Element data from apps and pages:
+++

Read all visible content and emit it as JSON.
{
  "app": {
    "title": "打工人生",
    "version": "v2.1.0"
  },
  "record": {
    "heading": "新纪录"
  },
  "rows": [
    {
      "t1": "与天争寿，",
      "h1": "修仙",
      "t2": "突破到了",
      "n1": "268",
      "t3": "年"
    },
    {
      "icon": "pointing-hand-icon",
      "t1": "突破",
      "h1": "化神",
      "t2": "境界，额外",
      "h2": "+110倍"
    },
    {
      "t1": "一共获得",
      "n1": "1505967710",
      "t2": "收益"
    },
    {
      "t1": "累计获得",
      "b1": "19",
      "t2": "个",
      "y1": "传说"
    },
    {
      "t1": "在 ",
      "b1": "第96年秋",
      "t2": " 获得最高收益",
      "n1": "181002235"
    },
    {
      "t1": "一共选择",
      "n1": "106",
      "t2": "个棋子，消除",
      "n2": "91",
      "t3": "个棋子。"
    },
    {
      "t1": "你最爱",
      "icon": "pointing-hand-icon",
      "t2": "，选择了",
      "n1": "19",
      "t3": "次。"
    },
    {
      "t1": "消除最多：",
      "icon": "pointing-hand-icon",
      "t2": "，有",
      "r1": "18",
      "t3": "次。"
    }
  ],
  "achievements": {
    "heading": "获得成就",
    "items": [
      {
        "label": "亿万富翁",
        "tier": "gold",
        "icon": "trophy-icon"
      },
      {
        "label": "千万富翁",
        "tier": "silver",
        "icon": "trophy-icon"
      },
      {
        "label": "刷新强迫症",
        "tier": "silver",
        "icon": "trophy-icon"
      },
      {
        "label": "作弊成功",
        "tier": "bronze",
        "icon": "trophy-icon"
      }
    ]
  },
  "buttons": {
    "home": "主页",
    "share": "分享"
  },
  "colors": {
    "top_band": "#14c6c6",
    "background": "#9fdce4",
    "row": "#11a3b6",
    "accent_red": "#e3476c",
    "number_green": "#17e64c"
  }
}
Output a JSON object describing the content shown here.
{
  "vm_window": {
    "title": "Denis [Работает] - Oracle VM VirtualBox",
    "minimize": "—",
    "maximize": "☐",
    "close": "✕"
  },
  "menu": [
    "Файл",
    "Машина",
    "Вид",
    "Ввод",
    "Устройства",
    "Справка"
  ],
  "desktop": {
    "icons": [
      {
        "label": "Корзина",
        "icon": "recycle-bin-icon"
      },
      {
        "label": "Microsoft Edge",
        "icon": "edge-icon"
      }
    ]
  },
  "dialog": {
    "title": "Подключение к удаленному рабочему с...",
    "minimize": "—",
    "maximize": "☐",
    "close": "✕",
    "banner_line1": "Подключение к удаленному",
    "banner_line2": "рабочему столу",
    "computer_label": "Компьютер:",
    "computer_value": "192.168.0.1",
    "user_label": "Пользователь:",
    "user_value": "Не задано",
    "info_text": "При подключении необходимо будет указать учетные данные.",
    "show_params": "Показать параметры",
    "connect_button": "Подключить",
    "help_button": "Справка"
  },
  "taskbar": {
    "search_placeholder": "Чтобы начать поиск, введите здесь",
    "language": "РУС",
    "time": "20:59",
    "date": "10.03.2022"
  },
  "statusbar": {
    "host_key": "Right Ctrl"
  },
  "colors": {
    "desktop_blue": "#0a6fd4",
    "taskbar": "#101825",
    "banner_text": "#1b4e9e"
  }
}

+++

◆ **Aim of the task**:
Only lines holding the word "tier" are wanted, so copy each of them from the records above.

◆ **Exercise output**:
        "tier": "gold",
        "tier": "silver",
        "tier": "silver",
        "tier": "bronze",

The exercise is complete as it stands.